Website and app data records
════

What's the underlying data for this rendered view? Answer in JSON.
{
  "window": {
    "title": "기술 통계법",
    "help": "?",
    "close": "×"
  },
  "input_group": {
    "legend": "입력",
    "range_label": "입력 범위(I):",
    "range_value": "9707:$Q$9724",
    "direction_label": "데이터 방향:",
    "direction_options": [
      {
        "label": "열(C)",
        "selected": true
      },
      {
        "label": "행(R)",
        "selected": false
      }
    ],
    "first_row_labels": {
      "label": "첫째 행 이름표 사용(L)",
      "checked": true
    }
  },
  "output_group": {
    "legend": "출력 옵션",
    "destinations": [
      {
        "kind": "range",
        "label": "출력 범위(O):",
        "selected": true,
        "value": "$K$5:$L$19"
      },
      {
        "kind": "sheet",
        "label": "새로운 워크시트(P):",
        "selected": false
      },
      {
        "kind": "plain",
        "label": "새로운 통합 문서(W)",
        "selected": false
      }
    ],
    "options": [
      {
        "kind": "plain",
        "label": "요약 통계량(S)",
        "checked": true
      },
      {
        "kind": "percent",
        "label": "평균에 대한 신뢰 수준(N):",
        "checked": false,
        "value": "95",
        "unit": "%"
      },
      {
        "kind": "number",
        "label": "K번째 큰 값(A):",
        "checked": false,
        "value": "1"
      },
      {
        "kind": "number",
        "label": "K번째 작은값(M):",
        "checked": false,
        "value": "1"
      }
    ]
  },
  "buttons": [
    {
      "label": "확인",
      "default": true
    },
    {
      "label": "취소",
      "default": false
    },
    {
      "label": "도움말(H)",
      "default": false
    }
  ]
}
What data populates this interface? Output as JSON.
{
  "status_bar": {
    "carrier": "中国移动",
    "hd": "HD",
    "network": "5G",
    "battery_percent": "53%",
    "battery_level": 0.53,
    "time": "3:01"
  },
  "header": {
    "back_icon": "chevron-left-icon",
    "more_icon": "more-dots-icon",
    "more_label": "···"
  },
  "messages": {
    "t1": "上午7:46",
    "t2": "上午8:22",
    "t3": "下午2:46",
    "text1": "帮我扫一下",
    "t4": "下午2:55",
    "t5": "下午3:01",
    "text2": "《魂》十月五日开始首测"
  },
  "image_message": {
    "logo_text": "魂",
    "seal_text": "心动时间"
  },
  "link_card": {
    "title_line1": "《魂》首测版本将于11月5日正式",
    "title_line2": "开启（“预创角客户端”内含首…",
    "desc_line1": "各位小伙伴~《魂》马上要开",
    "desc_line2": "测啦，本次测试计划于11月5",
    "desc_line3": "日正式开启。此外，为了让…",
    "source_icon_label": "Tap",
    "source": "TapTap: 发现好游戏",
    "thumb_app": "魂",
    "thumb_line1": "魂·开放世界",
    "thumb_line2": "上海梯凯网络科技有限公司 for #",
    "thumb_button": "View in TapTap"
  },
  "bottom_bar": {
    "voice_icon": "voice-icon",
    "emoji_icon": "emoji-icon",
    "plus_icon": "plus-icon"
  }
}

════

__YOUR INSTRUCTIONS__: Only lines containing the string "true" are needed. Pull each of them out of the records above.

__SOLUTION TO THIS TASK__:
        "selected": true
      "checked": true
        "selected": true,
        "checked": true
      "default": true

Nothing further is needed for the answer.